Data records:
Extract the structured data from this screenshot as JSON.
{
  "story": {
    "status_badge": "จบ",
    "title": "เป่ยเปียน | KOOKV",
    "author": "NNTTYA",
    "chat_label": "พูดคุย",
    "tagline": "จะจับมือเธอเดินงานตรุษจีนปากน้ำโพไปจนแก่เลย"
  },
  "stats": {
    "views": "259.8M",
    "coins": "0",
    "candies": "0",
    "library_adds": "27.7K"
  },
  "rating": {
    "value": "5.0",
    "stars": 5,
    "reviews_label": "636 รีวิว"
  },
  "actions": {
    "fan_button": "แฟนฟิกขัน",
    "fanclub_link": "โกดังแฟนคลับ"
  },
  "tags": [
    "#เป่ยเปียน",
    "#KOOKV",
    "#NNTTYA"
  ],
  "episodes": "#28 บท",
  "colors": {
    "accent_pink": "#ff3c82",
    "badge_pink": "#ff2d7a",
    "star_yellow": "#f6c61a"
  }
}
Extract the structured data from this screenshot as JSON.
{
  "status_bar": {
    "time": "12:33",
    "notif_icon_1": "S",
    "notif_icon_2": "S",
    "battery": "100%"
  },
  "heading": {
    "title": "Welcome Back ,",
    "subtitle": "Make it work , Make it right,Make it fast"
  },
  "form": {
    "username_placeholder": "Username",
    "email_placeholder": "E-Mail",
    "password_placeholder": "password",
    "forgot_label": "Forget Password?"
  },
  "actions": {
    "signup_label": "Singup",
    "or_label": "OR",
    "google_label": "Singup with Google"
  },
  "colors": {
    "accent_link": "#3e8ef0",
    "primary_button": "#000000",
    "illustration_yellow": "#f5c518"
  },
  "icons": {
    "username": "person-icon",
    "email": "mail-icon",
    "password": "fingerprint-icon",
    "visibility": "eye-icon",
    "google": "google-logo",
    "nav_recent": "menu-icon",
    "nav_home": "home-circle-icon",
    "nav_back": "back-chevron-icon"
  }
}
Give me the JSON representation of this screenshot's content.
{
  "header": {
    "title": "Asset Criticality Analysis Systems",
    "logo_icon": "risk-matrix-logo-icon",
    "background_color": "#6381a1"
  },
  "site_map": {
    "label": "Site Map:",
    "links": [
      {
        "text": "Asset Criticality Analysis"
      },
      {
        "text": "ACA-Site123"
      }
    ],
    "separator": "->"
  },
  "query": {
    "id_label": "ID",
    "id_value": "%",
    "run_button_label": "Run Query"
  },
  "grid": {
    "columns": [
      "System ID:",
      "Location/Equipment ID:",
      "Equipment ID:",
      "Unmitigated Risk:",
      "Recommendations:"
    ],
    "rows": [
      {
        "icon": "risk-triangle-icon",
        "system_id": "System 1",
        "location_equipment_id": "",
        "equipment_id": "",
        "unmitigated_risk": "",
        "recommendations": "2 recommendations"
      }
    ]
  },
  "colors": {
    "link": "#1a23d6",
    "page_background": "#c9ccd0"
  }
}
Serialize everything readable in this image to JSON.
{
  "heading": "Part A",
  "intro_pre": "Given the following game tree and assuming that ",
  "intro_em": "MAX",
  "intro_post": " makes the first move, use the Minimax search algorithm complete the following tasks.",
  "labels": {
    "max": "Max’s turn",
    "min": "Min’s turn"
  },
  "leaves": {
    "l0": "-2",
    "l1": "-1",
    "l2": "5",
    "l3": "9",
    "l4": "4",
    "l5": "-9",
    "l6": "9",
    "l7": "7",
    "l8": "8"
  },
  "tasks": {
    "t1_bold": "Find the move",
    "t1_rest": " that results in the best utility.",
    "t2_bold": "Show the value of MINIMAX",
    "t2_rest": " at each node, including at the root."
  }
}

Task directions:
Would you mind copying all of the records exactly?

Your response:
Extract the structured data from this screenshot as JSON.
{
  "story": {
    "status_badge": "จบ",
    "title": "เป่ยเปียน | KOOKV",
    "author": "NNTTYA",
    "chat_label": "พูดคุย",
    "tagline": "จะจับมือเธอเดินงานตรุษจีนปากน้ำโพไปจนแก่เลย"
  },
  "stats": {
    "views": "259.8M",
    "coins": "0",
    "candies": "0",
    "library_adds": "27.7K"
  },
  "rating": {
    "value": "5.0",
    "stars": 5,
    "reviews_label": "636 รีวิว"
  },
  "actions": {
    "fan_button": "แฟนฟิกขัน",
    "fanclub_link": "โกดังแฟนคลับ"
  },
  "tags": [
    "#เป่ยเปียน",
    "#KOOKV",
    "#NNTTYA"
  ],
  "episodes": "#28 บท",
  "colors": {
    "accent_pink": "#ff3c82",
    "badge_pink": "#ff2d7a",
    "star_yellow": "#f6c61a"
  }
}
Extract the structured data from this screenshot as JSON.
{
  "status_bar": {
    "time": "12:33",
    "notif_icon_1": "S",
    "notif_icon_2": "S",
    "battery": "100%"
  },
  "heading": {
    "title": "Welcome Back ,",
    "subtitle": "Make it work , Make it right,Make it fast"
  },
  "form": {
    "username_placeholder": "Username",
    "email_placeholder": "E-Mail",
    "password_placeholder": "password",
    "forgot_label": "Forget Password?"
  },
  "actions": {
    "signup_label": "Singup",
    "or_label": "OR",
    "google_label": "Singup with Google"
  },
  "colors": {
    "accent_link": "#3e8ef0",
    "primary_button": "#000000",
    "illustration_yellow": "#f5c518"
  },
  "icons": {
    "username": "person-icon",
    "email": "mail-icon",
    "password": "fingerprint-icon",
    "visibility": "eye-icon",
    "google": "google-logo",
    "nav_recent": "menu-icon",
    "nav_home": "home-circle-icon",
    "nav_back": "back-chevron-icon"
  }
}
Give me the JSON representation of this screenshot's content.
{
  "header": {
    "title": "Asset Criticality Analysis Systems",
    "logo_icon": "risk-matrix-logo-icon",
    "background_color": "#6381a1"
  },
  "site_map": {
    "label": "Site Map:",
    "links": [
      {
        "text": "Asset Criticality Analysis"
      },
      {
        "text": "ACA-Site123"
      }
    ],
    "separator": "->"
  },
  "query": {
    "id_label": "ID",
    "id_value": "%",
    "run_button_label": "Run Query"
  },
  "grid": {
    "columns": [
      "System ID:",
      "Location/Equipment ID:",
      "Equipment ID:",
      "Unmitigated Risk:",
      "Recommendations:"
    ],
    "rows": [
      {
        "icon": "risk-triangle-icon",
        "system_id": "System 1",
        "location_equipment_id": "",
        "equipment_id": "",
        "unmitigated_risk": "",
        "recommendations": "2 recommendations"
      }
    ]
  },
  "colors": {
    "link": "#1a23d6",
    "page_background": "#c9ccd0"
  }
}
Serialize everything readable in this image to JSON.
{
  "heading": "Part A",
  "intro_pre": "Given the following game tree and assuming that ",
  "intro_em": "MAX",
  "intro_post": " makes the first move, use the Minimax search algorithm complete the following tasks.",
  "labels": {
    "max": "Max’s turn",
    "min": "Min’s turn"
  },
  "leaves": {
    "l0": "-2",
    "l1": "-1",
    "l2": "5",
    "l3": "9",
    "l4": "4",
    "l5": "-9",
    "l6": "9",
    "l7": "7",
    "l8": "8"
  },
  "tasks": {
    "t1_bold": "Find the move",
    "t1_rest": " that results in the best utility.",
    "t2_bold": "Show the value of MINIMAX",
    "t2_rest": " at each node, including at the root."
  }
}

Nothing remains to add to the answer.